═══ INFORMATION

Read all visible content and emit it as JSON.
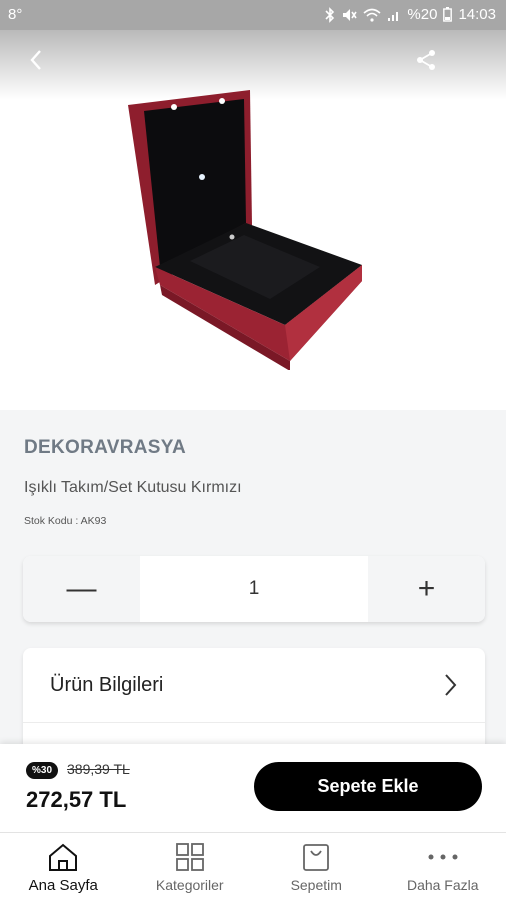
{
  "status_bar": {
    "left_text": "8°",
    "battery": "%20",
    "time": "14:03"
  },
  "product": {
    "brand": "DEKORAVRASYA",
    "name": "Işıklı Takım/Set Kutusu Kırmızı",
    "stock_code": "Stok Kodu : AK93",
    "quantity": "1"
  },
  "quantity_controls": {
    "minus": "—",
    "plus": "+"
  },
  "accordion": {
    "items": [
      {
        "label": "Ürün Bilgileri"
      }
    ]
  },
  "purchase": {
    "discount_badge": "%30",
    "old_price": "389,39 TL",
    "price": "272,57 TL",
    "add_to_cart": "Sepete Ekle"
  },
  "nav": {
    "items": [
      {
        "label": "Ana Sayfa",
        "icon": "home-icon",
        "active": true
      },
      {
        "label": "Kategoriler",
        "icon": "grid-icon"
      },
      {
        "label": "Sepetim",
        "icon": "cart-bag-icon"
      },
      {
        "label": "Daha Fazla",
        "icon": "more-dots-icon"
      }
    ]
  },
  "colors": {
    "accent": "#000000",
    "brand_text": "#707a85",
    "background": "#f4f5f6",
    "box_red": "#a3273a"
  }
}
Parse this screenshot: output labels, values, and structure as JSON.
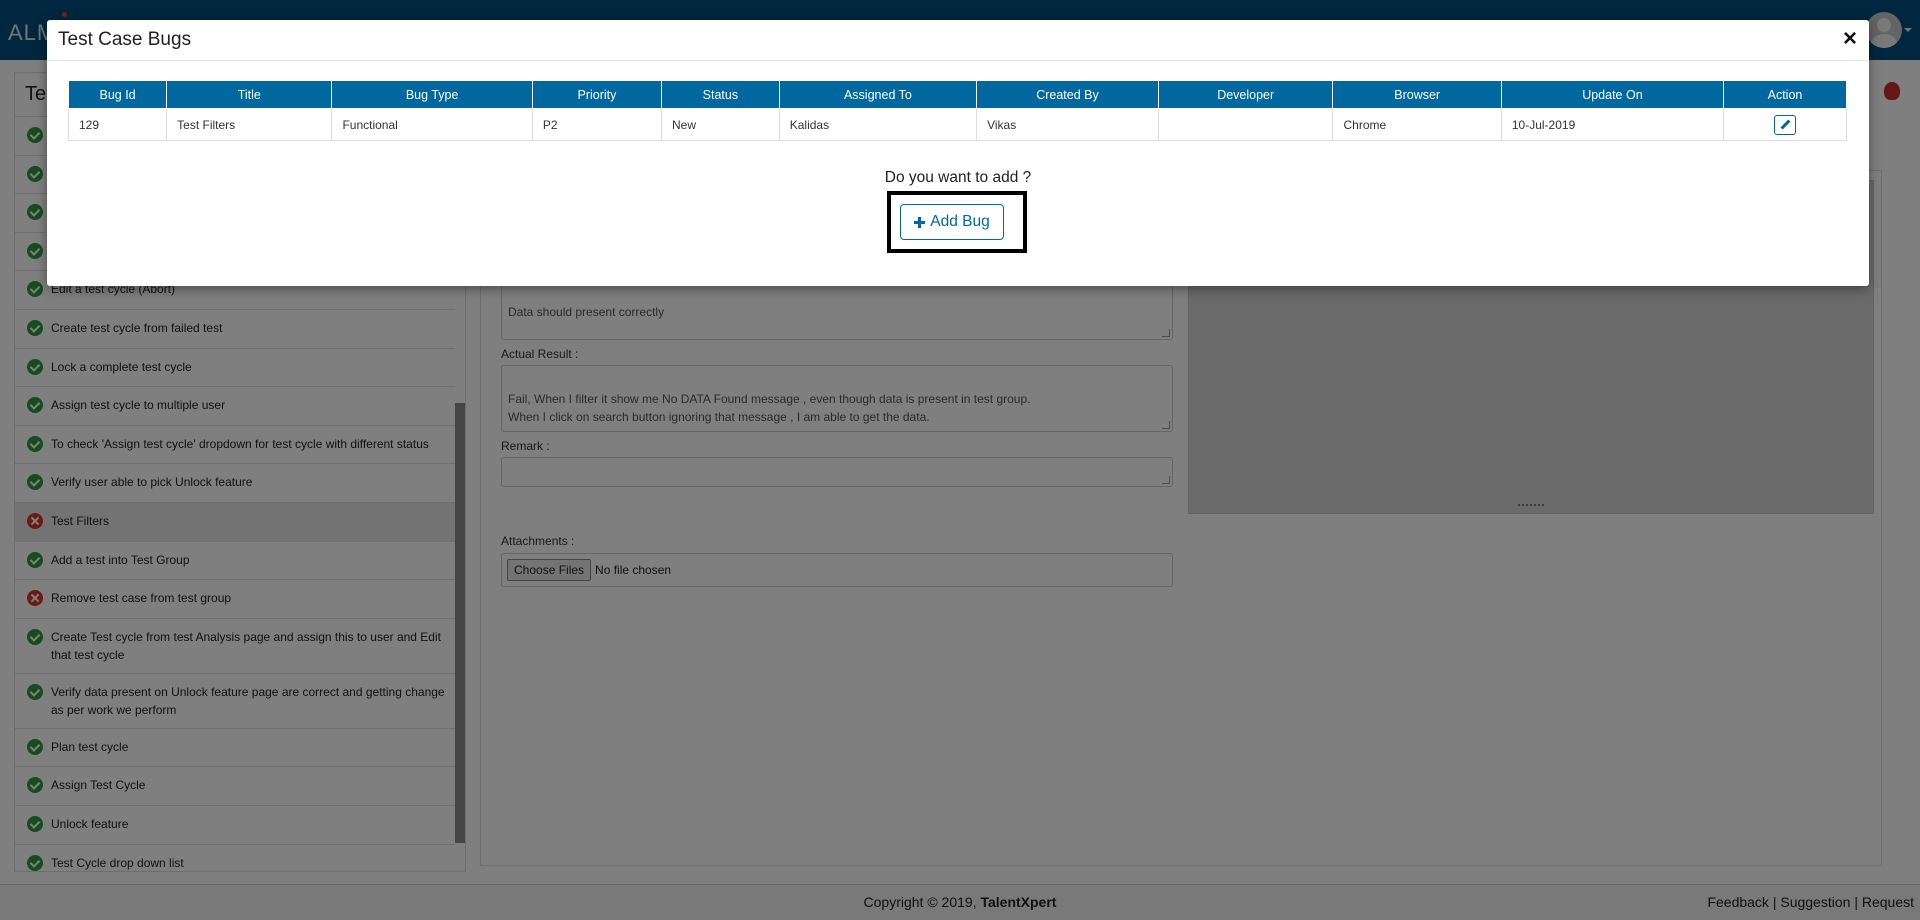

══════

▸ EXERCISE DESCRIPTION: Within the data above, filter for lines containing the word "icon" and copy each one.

▸ RESPONSE TO THIS EXERCISE:
        "icon": "home-icon",
        "icon": "grid-icon"
        "icon": "cart-bag-icon"
        "icon": "more-dots-icon"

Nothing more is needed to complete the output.